Parashat Devarim

Deuteronomy 1:1–3:22

August 6, 2011 / 6 Av 5771

This week’s commentary was written by Rabbi Daniel Nevins, Pearl Resnick Dean of The Rabbinical School and dean of the Division of Religious Leadership, JTS.

What is your vision of a righteous city? This is an important question, because this week is known as Shabbat Hazon, the Sabbath of Vision, and the vision offered by our prophets is that of a city that has gone astray, abandoning the path of righteousness. In our haftarah, the book of Isaiah opens with the chilling depiction of a “faithful city” (kiryah ne’emanah) that has become distorted into harlotry. What sins does Isaiah associate with such faithlessness? It is not ritual error but ethical failure that he decries. If so, then what would a righteous city look like? Is such a vision within our grasp?

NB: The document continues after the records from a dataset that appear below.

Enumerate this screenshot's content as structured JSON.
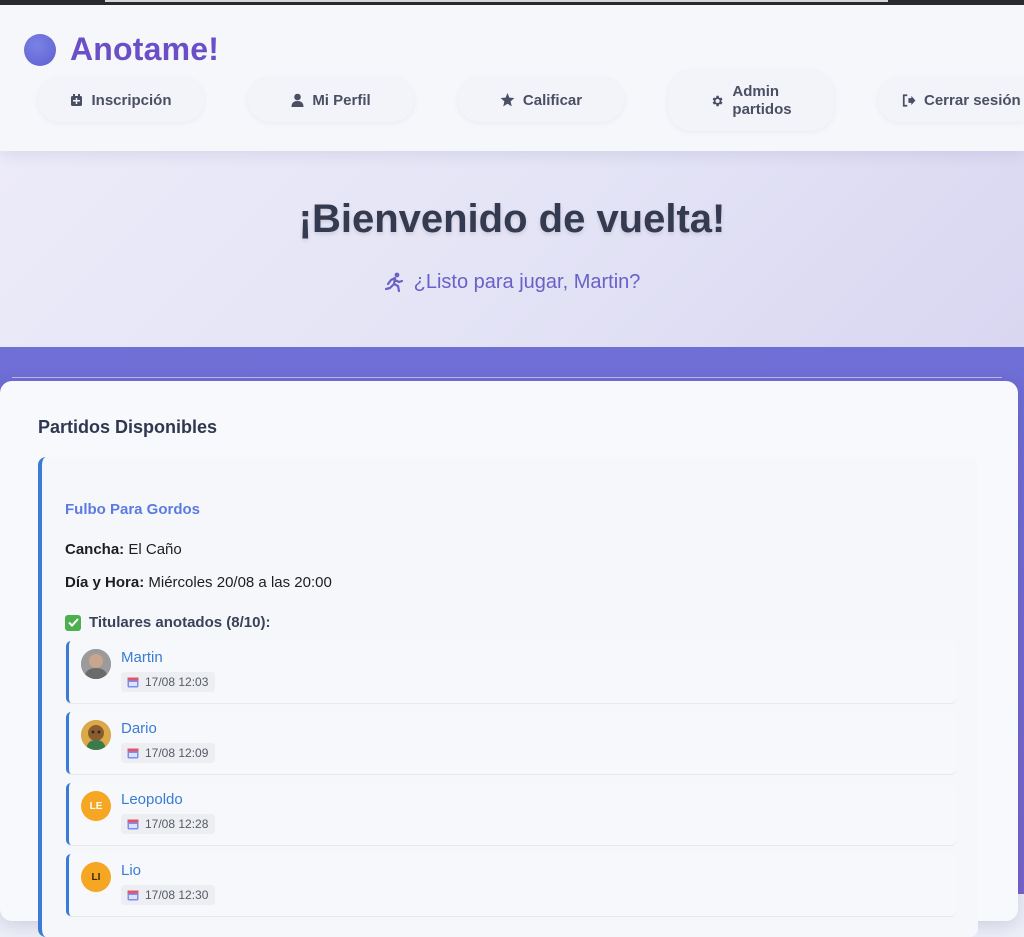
{
  "app": {
    "name": "Anotame!"
  },
  "nav": [
    {
      "label": "Inscripción",
      "icon": "calendar-icon"
    },
    {
      "label": "Mi Perfil",
      "icon": "user-icon"
    },
    {
      "label": "Calificar",
      "icon": "star-icon"
    },
    {
      "label": "Admin partidos",
      "line1": "Admin",
      "line2": "partidos",
      "icon": "gear-icon"
    },
    {
      "label": "Cerrar sesión",
      "icon": "logout-icon"
    }
  ],
  "hero": {
    "title": "¡Bienvenido de vuelta!",
    "subtitle": "¿Listo para jugar, Martin?"
  },
  "panel": {
    "title": "Partidos Disponibles",
    "match": {
      "name": "Fulbo Para Gordos",
      "cancha_label": "Cancha:",
      "cancha": "El Caño",
      "datetime_label": "Día y Hora:",
      "datetime": "Miércoles 20/08 a las 20:00",
      "titulares_label": "Titulares anotados (8/10):",
      "players": [
        {
          "name": "Martin",
          "date": "17/08 12:03",
          "initials": ""
        },
        {
          "name": "Dario",
          "date": "17/08 12:09",
          "initials": ""
        },
        {
          "name": "Leopoldo",
          "date": "17/08 12:28",
          "initials": "LE"
        },
        {
          "name": "Lio",
          "date": "17/08 12:30",
          "initials": "LI"
        }
      ]
    }
  },
  "colors": {
    "brand": "#6a4fc6",
    "accent": "#3a7bd5",
    "avatar_initials_bg": "#f5a623"
  }
}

Shabbat Hazon leads into the black fast of Tish’ah Be’Av in various ways. The opening chapters of Deuteronomy and Isaiah, which we read this week, set the stage for the calamity that will be described in horrific detail by the book of Lamentations. In Midrash Eikhah Rabbah, we read that three prophets used the language of Eikhah (how?!) to describe the sorrows of Israel. Moses, who saw the people in its glory, asked, “How can I bear their burden alone?” Isaiah, who saw Israel in its fallen state asked, “How did the faithful city become a harlot?” And the book of Lamentations, traditionally attributed to the prophet Jeremiah, saw Jerusalem destroyed and asked, “How did the great city become like a widow?”

These three questions are all phrased with the Hebrew word for how (eikhah). In the same text, Rabbi Nechemiah says that the word eikhah indicates lament (kinah). Rabbi Yehudah says that it indicates reproach (tokhecha). Reproach and lament go together, of course. The destruction of Jerusalem is exceptionally lamentable because it is viewed as a self-inflicted wound. From Moses to Isaiah to Jeremiah, we can trace Israel’s descent from arrogant power to dissolute immorality and then on to utter destruction.

This path from privilege to catastrophe points back to the opening question—what is our vision of a righteous city? Does the place where we live fit the bill? What would it take to restore it to a center of justice and compassion? What is the role of the religious community in creating a just and sustainable society?

Isaiah’s words are chilling. He tells the people not to rely on ritual alone. They may have been meticulous about prayer and sacrifice, but they have oppressed the poor and ignored the cries of those who suffer. Zion will be rebuilt through righteousness, he says in the closing line of the haftarah. There will be righteous judges and the city will once again be faithful. Only a just society can survive. This is the repentance envisioned by our great prophets. How does it square up with our own reality?

Despite the challenges of our current economy, we Jews continue to live in a position of great privilege. In North America, we have large and prosperous communities with great synagogues, day schools, and other impressive organizations. In Israel, we have an entire State with its impressive apparatus of government, military, education, health, and industry. Individuals struggle economically and many institutions are fiscally challenged, but the Jewish communities of Israel and the Diaspora still have unprecedented resources. We can be described aptly by the Eikhah of Moses—the Jewish people is large, powerful, and prosperous—what is it doing with its might?

It is the second Eikhah of Isaiah that ought to grab our attention however. How are our communities perceived? Have we fostered righteous conduct within and without, or are our communities viewed as selfish and materialistic? We can all point to examples of excess, but it seems to me that a growing number of our congregations have indeed embraced social justice as a standard feature of religious life. Some host homeless shelters and soup kitchens; some support sustainable farming; some have taken great efforts to make their communities inclusive and welcoming to people who previously felt excluded.

Now that I am no longer a congregational rabbi, I will admit that my personal involvement in shul is focused heavily on the ritual arena—I often volunteer to read Torah or teach, but have been less active in my synagogue’s prodigious social justice program. One of my goals this year is to change my own behavior and to integrate social justice work into my personal practice.

Shabbat Hazon is the beginning of our long season of repentance. This week, we will end the book of Eikhah with the famous line, “Turn us, Lord, to You, and we shall return; renew our days as of old.” May we embrace this mission of return both individually and communally so that our cities become known, once again, as faithful towns filled with justice and compassion.

The publication and distribution of the JTS Commentary are made possible by a generous grant from Rita Dee and Harold (z"l) Hassenfeld.